You’ll want to know how effectively your fire suppression systems worked.

For senior management, the biggest question will be whether or not the facility can continue to operate – they’ll be thinking about the company’s ability to meet contracts and to support employees. Should core elements of the facility’s operational capacity be destroyed, layoffs will be inevitable. To the best of your ability you should try to provide this information.

As long as you’re familiar with your site and its operations, it should be possible to paint a reasonably accurate picture of the situation. Also in attendance will be the company’s insurance underwriters, whose primary interest will be to establish whether or not the fire could have been started deliberately by company officers or as a result of negligence on the part of the organisation. Security managers should act as liaison for these investigators where appropriate, co-operating as much as possible to assist insurance teams, while at the same time keeping senior management informed of developments.

Additional visitors to the scene will include representatives from companies that supplied security systems, fire control panels, fire suppression hardware and the integrators that put your systems together. Their primary interest will be to establish whether or not their equipment performed as expected, and to see if design or installation could be improved in the future.
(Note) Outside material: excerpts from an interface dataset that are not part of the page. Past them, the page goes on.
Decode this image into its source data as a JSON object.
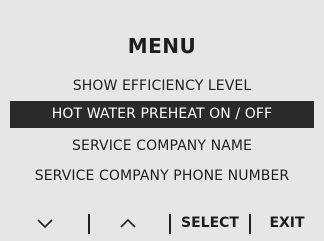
{
  "menu": {
    "title": "MENU",
    "items": [
      {
        "label": "SHOW EFFICIENCY LEVEL",
        "selected": false
      },
      {
        "label": "HOT WATER PREHEAT ON / OFF",
        "selected": true
      },
      {
        "label": "SERVICE COMPANY NAME",
        "selected": false
      },
      {
        "label": "SERVICE COMPANY PHONE NUMBER",
        "selected": false
      }
    ]
  },
  "softkeys": {
    "down_icon": "chevron-down-icon",
    "up_icon": "chevron-up-icon",
    "select_label": "SELECT",
    "exit_label": "EXIT"
  },
  "colors": {
    "background": "#e6e6e6",
    "highlight": "#2a2a2a",
    "text": "#1e1e1e"
  }
}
Honesty in Fire Reporting

Managers who’ve been working in the same organisation for an extended period of time may find it difficult to let go of loyalty to their company or to the managers that may have supported them over many years. Strive to be honest. Over a long period of time management many have revealed that fire control systems or EVAC systems have not been updated is due to low profits, the impact of recession, lack of senior management support, loss of major accounts or any other reason. Be professional in your reporting.

If current fire systems are second rate and much of the impact of the disaster could have been avoided through better planning and procedures, and greater spending, state this in your report. If you’ve already filed reports outlining weaknesses in the fire system and suggesting improvements, dig them out and table them along with your fire report.

Security managers may feel pressured by senior management to compromise their professional standards and make do with inferior solutions because the company or government department claims it can’t afford improvements for various reasons. This should be noted in the report. Bear in mind that in the event of failure of the security system or fire control system, especially if there’s loss of life, the board of directors/senior management is likely to attempt to shift blame to the security department/manager – your loyalty should be to the people you are protecting, not senior management.

Appraise yourself of the building code compliance standards and verify that your company or organisation has met these standards. Also take the time to find reports compiled after recent fire system checks. Were changes recommended after weaknesses were discovered? Were the changes carried out? Your interest in this is partly selfish. Should your department also have responsibility for managing the fire control system, and chances are it has, then you’ll be exposed if senior management starts running for cover.

Security managers should be concerned about the performance of their fire control systems. In the event of fire, you need to try to establish every possible fact about the operation of the building’s fire control system prior to, during and after the blaze. If you believe there was a weakness or a problem of any kind with a piece of equipment, outline the problem and recommend solutions. Should you be unsatisfied with current fire control systems, the aftermath of fire is the best time to draw the attention of management to a possible upgrade.